- Quash (Kwasi) – For boys born on Sunday
- Cudjo (Kojo)- For boys born on Monday
- Quarco (Kwaku) -For boys born on Wednesday
- Cuffe (Kofi) – For boys born on Friday
- Quamino (Kwame) – For boys born on Saturday
- Â Mimba/Mimbo – For girls born on Saturday
- Juba (Ajoba) – For girls born on Monday
- Subina/Subiner (Abenna) – For girls born on Tuesday
Here in Newport, we have long had record of Newport Gardner’s African name, Occramar Marycoo – but recent research has led us to believe it may be the phonetic pronunciation and spelling of Okyerema Mireku. Okyerema is the Akan name for a master drummer and interpreter. Interestingly, Newport Gardner would become a celebrated music composer, teacher and is recognized today as the first African published composer of music in America. And the learning continues…
Enslaved and later free Africans would also be given names from Greek Mythology and European Royalty including Prince, Cato, Scipio, Pompey, Hercules and Duchess. Geography was also used for descriptive names such as, Newport, Bristol, Rhode Island, Cape Coast, and Africa.
“It is not what you are called, but what you answer to”
One interesting note in naming traditions in Colonial Newport is that a significant number of 18th century African women in Newport bear the name Violet.
Ethnic Genealogical Resources

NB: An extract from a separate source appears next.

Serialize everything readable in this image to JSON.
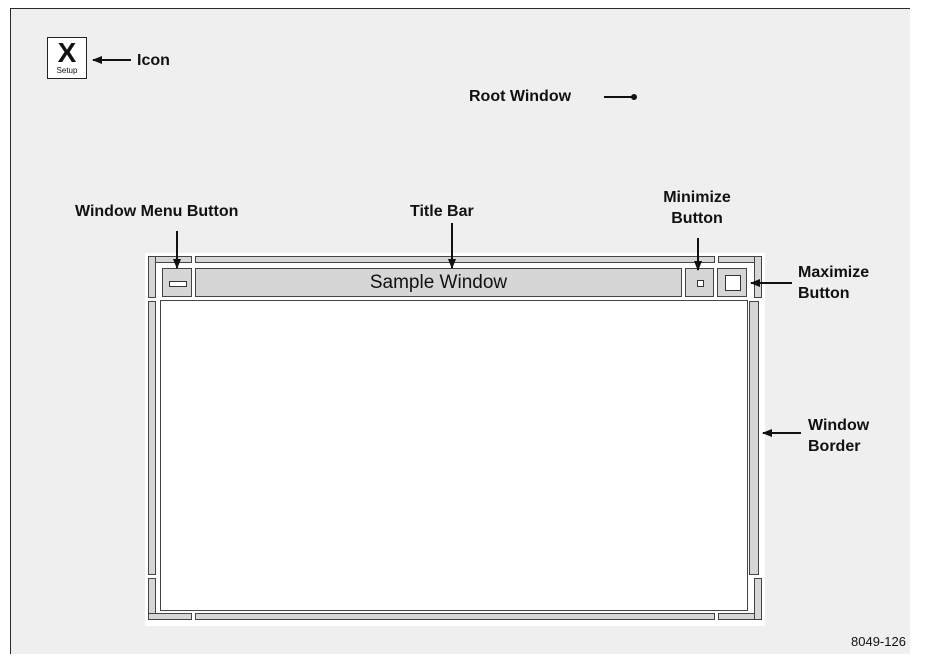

African American Genealogy records are much more difficult to find due to the scarce number of primary source records for African Americans prior to the Civil War. We hope the numerous African and African American names, as well as the information on their work, worship and extended families will help others in their search for their heritage. Click here for a list of resource publications.